*** Raw data

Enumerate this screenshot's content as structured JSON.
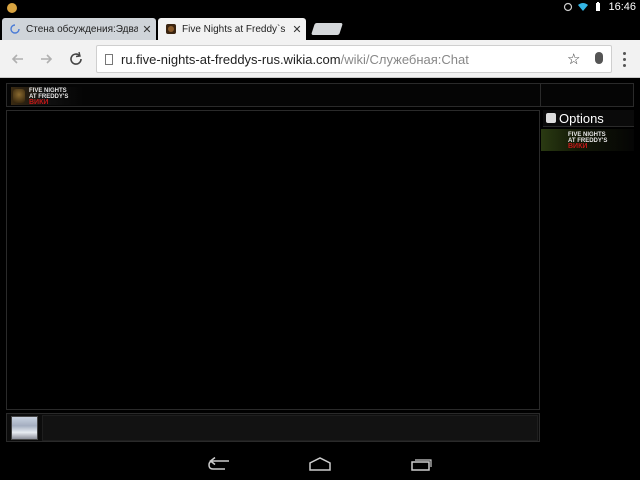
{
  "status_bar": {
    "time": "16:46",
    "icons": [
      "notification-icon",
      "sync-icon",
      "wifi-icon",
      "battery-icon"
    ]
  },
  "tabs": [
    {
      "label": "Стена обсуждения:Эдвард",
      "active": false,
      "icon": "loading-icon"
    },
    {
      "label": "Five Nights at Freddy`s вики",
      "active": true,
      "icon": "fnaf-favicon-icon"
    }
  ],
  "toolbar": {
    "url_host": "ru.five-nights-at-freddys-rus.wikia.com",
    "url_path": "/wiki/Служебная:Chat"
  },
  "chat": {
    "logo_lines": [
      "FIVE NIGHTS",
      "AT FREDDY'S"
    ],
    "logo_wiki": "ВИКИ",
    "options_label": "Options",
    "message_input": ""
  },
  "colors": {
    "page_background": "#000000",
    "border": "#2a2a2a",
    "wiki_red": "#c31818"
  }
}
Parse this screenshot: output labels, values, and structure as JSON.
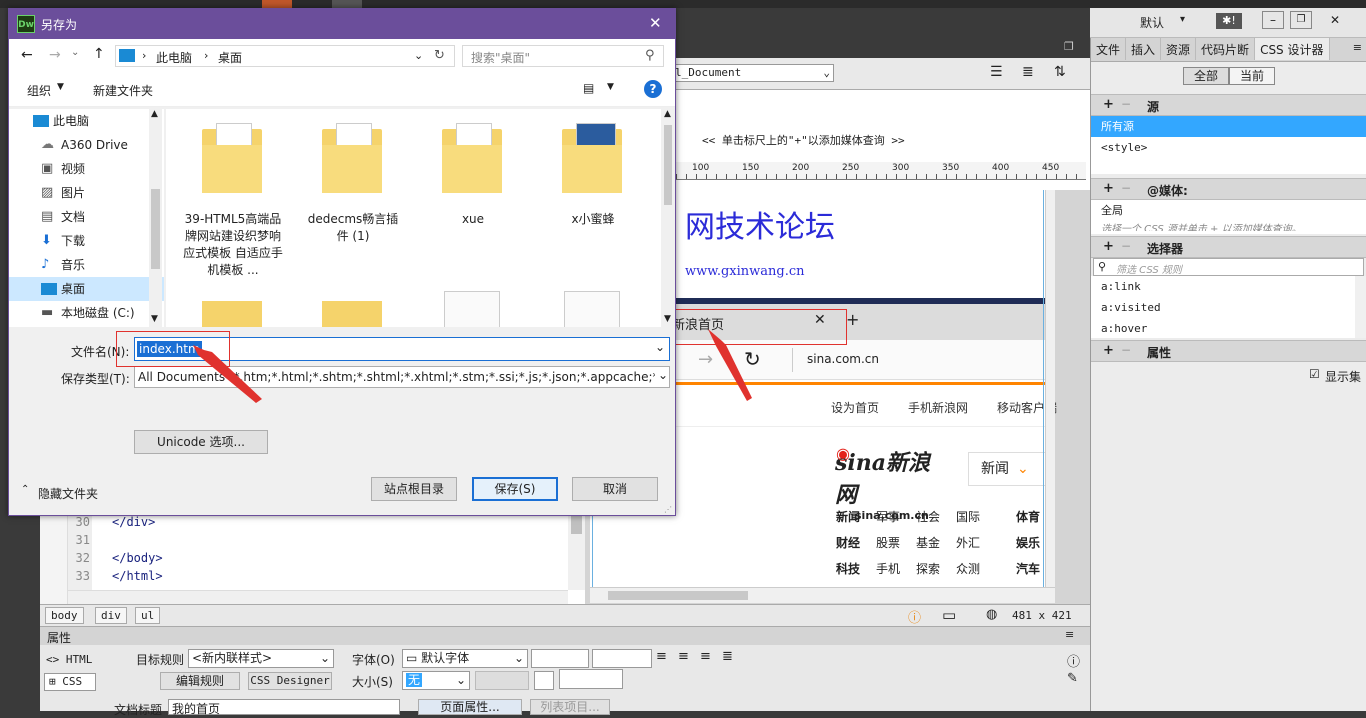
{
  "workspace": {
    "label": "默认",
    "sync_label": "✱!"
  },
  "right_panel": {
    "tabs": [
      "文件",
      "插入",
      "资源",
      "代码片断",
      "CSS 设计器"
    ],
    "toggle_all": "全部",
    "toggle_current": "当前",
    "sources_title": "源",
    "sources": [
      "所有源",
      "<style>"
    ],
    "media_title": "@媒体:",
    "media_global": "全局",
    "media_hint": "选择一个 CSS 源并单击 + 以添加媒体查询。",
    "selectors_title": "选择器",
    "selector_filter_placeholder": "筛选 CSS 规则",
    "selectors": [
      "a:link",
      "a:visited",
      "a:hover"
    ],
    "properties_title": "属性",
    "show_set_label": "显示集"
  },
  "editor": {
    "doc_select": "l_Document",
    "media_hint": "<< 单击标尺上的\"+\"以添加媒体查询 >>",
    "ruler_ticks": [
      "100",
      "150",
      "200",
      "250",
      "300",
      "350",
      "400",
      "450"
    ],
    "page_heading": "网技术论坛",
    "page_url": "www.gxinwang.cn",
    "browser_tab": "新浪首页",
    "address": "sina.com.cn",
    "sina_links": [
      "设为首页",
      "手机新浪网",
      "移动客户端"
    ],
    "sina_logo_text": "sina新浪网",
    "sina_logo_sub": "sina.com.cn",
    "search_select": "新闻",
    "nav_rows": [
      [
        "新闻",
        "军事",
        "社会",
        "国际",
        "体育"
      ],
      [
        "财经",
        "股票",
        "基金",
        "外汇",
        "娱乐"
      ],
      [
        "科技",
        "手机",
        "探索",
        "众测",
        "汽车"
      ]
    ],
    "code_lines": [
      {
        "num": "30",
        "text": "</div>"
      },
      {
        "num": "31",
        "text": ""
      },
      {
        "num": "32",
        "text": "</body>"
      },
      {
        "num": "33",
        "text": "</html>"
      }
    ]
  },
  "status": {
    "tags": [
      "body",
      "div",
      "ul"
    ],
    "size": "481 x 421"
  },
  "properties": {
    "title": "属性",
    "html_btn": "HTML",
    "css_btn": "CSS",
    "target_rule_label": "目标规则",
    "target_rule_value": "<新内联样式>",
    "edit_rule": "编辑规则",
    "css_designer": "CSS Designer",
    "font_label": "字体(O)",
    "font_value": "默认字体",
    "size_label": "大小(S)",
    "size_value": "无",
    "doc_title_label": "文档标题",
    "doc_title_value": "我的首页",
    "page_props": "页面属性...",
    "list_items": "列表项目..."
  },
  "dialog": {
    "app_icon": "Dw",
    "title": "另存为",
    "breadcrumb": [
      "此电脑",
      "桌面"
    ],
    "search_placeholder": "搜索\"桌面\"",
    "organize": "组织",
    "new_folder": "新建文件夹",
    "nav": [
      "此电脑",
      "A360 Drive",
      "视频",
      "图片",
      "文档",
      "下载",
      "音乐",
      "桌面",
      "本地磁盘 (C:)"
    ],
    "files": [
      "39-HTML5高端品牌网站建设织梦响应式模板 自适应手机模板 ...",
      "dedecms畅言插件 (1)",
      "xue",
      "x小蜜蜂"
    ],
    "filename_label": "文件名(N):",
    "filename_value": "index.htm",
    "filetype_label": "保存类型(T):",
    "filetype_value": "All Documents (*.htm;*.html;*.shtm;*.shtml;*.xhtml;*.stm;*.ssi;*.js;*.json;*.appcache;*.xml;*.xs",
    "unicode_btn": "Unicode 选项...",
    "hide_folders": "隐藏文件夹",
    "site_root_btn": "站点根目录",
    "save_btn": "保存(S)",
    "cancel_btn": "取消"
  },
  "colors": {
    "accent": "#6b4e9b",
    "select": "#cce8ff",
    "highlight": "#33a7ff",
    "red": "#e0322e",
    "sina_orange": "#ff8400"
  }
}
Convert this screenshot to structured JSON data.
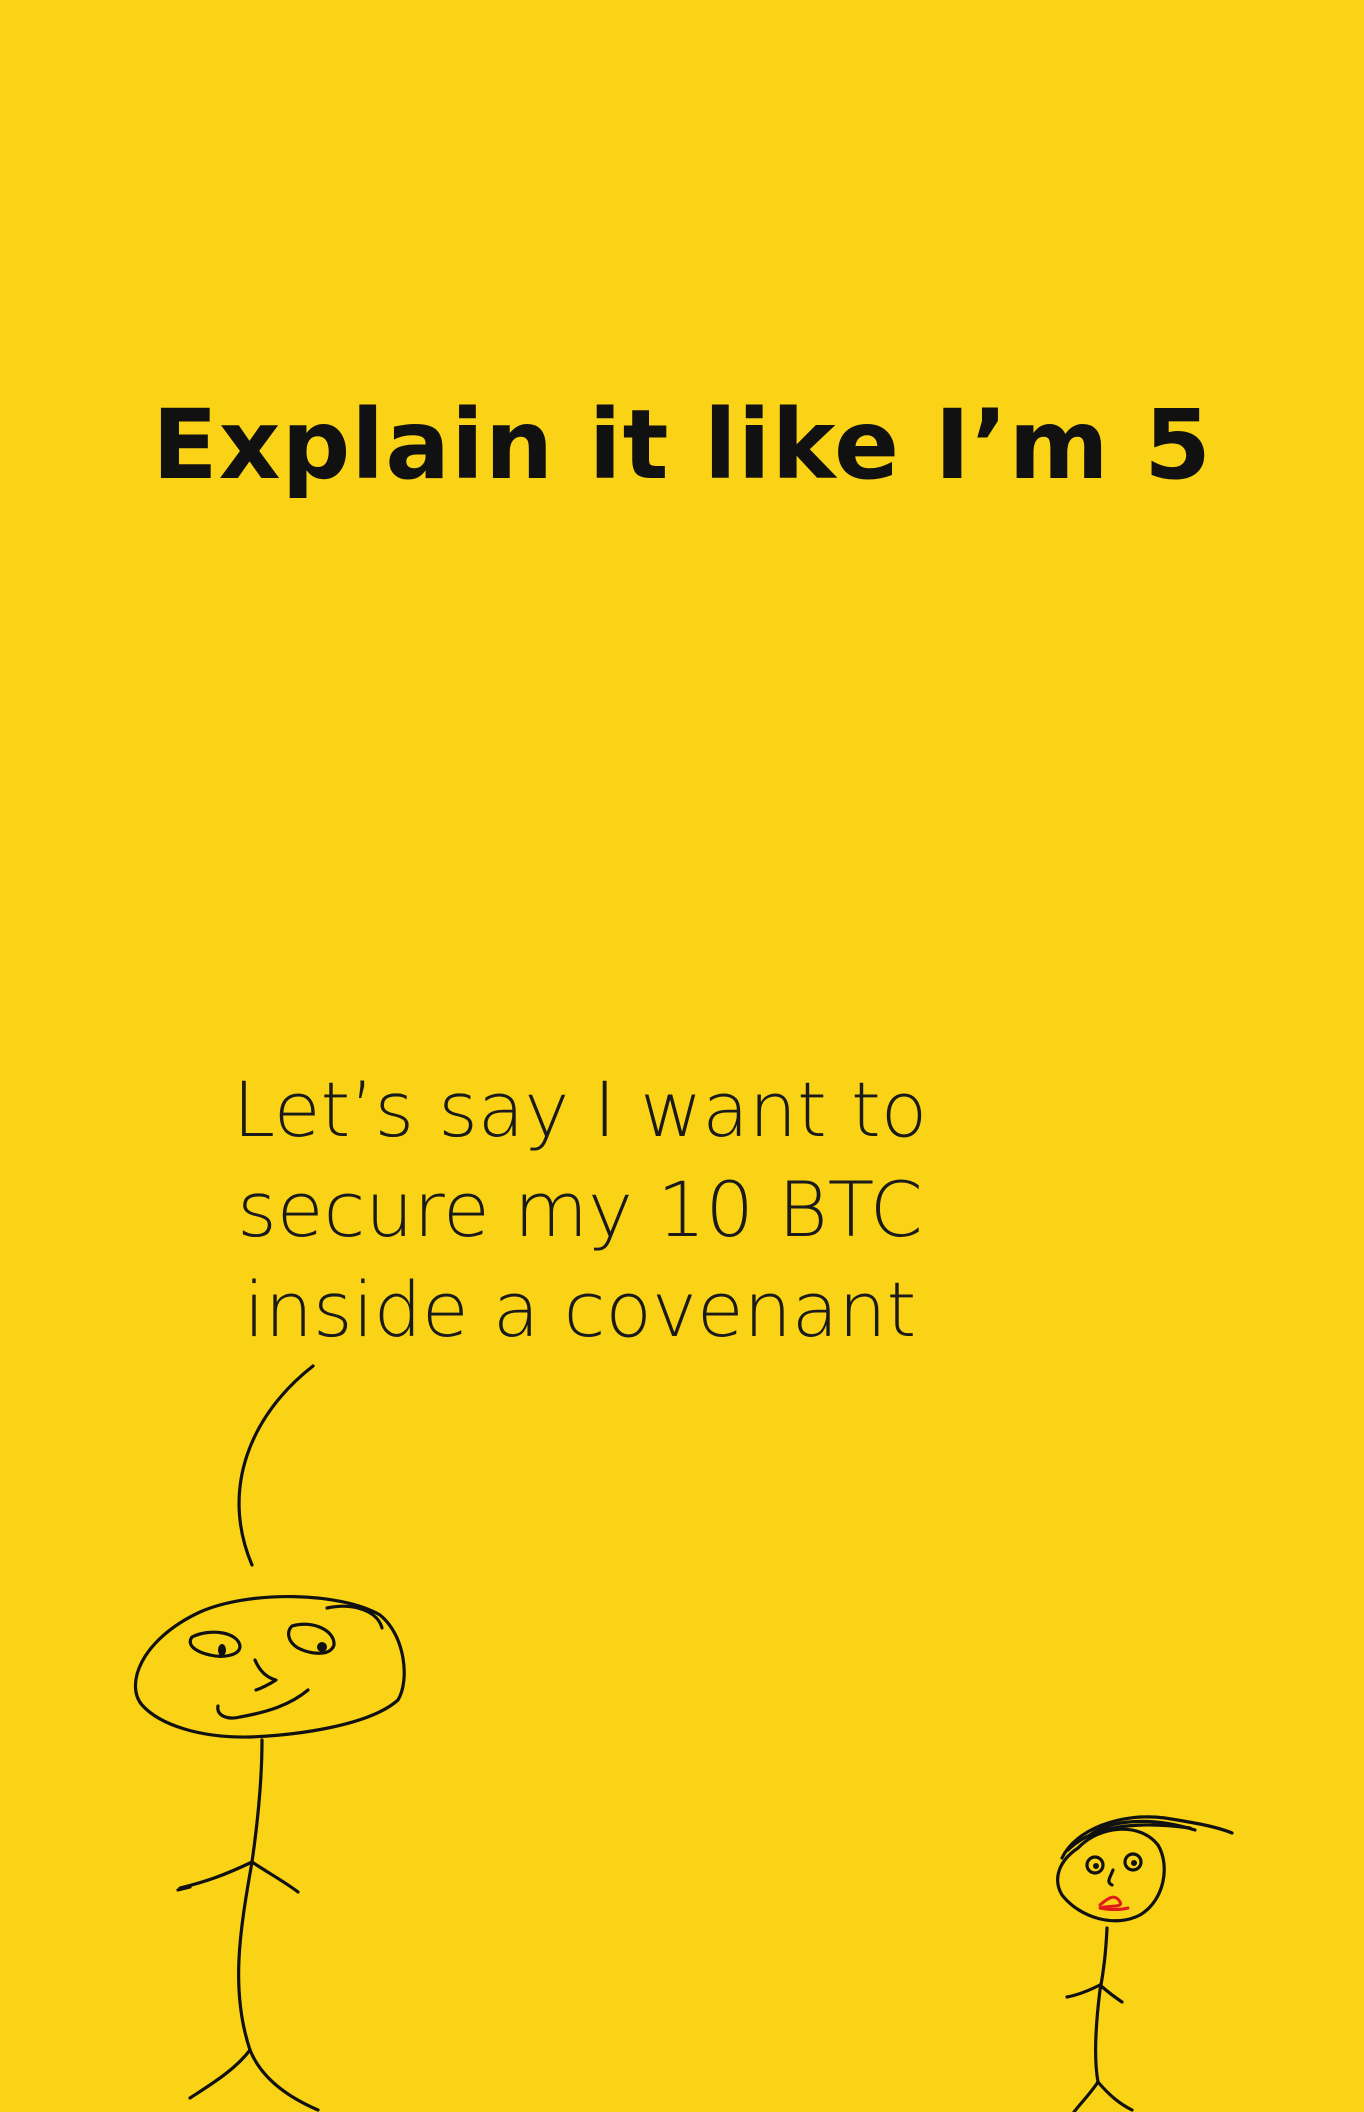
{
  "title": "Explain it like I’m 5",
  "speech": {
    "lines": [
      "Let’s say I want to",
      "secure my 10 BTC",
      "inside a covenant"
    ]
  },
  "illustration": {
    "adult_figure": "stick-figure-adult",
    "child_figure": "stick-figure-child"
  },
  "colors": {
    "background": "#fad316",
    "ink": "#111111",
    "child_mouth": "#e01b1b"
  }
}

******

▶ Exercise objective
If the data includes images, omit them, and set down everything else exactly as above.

▶ Task answer
Enumerate this screenshot's content as structured JSON.
{
  "status_bar": {
    "time": "16:46",
    "icons": [
      "notification-icon",
      "sync-icon",
      "wifi-icon",
      "battery-icon"
    ]
  },
  "tabs": [
    {
      "label": "Стена обсуждения:Эдвард",
      "active": false,
      "icon": "loading-icon"
    },
    {
      "label": "Five Nights at Freddy`s вики",
      "active": true,
      "icon": "fnaf-favicon-icon"
    }
  ],
  "toolbar": {
    "url_host": "ru.five-nights-at-freddys-rus.wikia.com",
    "url_path": "/wiki/Служебная:Chat"
  },
  "chat": {
    "logo_lines": [
      "FIVE NIGHTS",
      "AT FREDDY'S"
    ],
    "logo_wiki": "ВИКИ",
    "options_label": "Options",
    "message_input": ""
  },
  "colors": {
    "page_background": "#000000",
    "border": "#2a2a2a",
    "wiki_red": "#c31818"
  }
}
Parse this screenshot: output labels, values, and structure as JSON.
{
  "workspace": {
    "label": "默认",
    "sync_label": "✱!"
  },
  "right_panel": {
    "tabs": [
      "文件",
      "插入",
      "资源",
      "代码片断",
      "CSS 设计器"
    ],
    "toggle_all": "全部",
    "toggle_current": "当前",
    "sources_title": "源",
    "sources": [
      "所有源",
      "<style>"
    ],
    "media_title": "@媒体:",
    "media_global": "全局",
    "media_hint": "选择一个 CSS 源并单击 + 以添加媒体查询。",
    "selectors_title": "选择器",
    "selector_filter_placeholder": "筛选 CSS 规则",
    "selectors": [
      "a:link",
      "a:visited",
      "a:hover"
    ],
    "properties_title": "属性",
    "show_set_label": "显示集"
  },
  "editor": {
    "doc_select": "l_Document",
    "media_hint": "<< 单击标尺上的\"+\"以添加媒体查询 >>",
    "ruler_ticks": [
      "100",
      "150",
      "200",
      "250",
      "300",
      "350",
      "400",
      "450"
    ],
    "page_heading": "网技术论坛",
    "page_url": "www.gxinwang.cn",
    "browser_tab": "新浪首页",
    "address": "sina.com.cn",
    "sina_links": [
      "设为首页",
      "手机新浪网",
      "移动客户端"
    ],
    "sina_logo_text": "sina新浪网",
    "sina_logo_sub": "sina.com.cn",
    "search_select": "新闻",
    "nav_rows": [
      [
        "新闻",
        "军事",
        "社会",
        "国际",
        "体育"
      ],
      [
        "财经",
        "股票",
        "基金",
        "外汇",
        "娱乐"
      ],
      [
        "科技",
        "手机",
        "探索",
        "众测",
        "汽车"
      ]
    ],
    "code_lines": [
      {
        "num": "30",
        "text": "</div>"
      },
      {
        "num": "31",
        "text": ""
      },
      {
        "num": "32",
        "text": "</body>"
      },
      {
        "num": "33",
        "text": "</html>"
      }
    ]
  },
  "status": {
    "tags": [
      "body",
      "div",
      "ul"
    ],
    "size": "481 x 421"
  },
  "properties": {
    "title": "属性",
    "html_btn": "HTML",
    "css_btn": "CSS",
    "target_rule_label": "目标规则",
    "target_rule_value": "<新内联样式>",
    "edit_rule": "编辑规则",
    "css_designer": "CSS Designer",
    "font_label": "字体(O)",
    "font_value": "默认字体",
    "size_label": "大小(S)",
    "size_value": "无",
    "doc_title_label": "文档标题",
    "doc_title_value": "我的首页",
    "page_props": "页面属性...",
    "list_items": "列表项目..."
  },
  "dialog": {
    "app_icon": "Dw",
    "title": "另存为",
    "breadcrumb": [
      "此电脑",
      "桌面"
    ],
    "search_placeholder": "搜索\"桌面\"",
    "organize": "组织",
    "new_folder": "新建文件夹",
    "nav": [
      "此电脑",
      "A360 Drive",
      "视频",
      "图片",
      "文档",
      "下载",
      "音乐",
      "桌面",
      "本地磁盘 (C:)"
    ],
    "files": [
      "39-HTML5高端品牌网站建设织梦响应式模板 自适应手机模板 ...",
      "dedecms畅言插件 (1)",
      "xue",
      "x小蜜蜂"
    ],
    "filename_label": "文件名(N):",
    "filename_value": "index.htm",
    "filetype_label": "保存类型(T):",
    "filetype_value": "All Documents (*.htm;*.html;*.shtm;*.shtml;*.xhtml;*.stm;*.ssi;*.js;*.json;*.appcache;*.xml;*.xs",
    "unicode_btn": "Unicode 选项...",
    "hide_folders": "隐藏文件夹",
    "site_root_btn": "站点根目录",
    "save_btn": "保存(S)",
    "cancel_btn": "取消"
  },
  "colors": {
    "accent": "#6b4e9b",
    "select": "#cce8ff",
    "highlight": "#33a7ff",
    "red": "#e0322e",
    "sina_orange": "#ff8400"
  }
}
Convert this screenshot to structured JSON data.
{
  "title": "Explain it like I’m 5",
  "speech": {
    "lines": [
      "Let’s say I want to",
      "secure my 10 BTC",
      "inside a covenant"
    ]
  },
  "illustration": {
    "adult_figure": "stick-figure-adult",
    "child_figure": "stick-figure-child"
  },
  "colors": {
    "background": "#fad316",
    "ink": "#111111",
    "child_mouth": "#e01b1b"
  }
}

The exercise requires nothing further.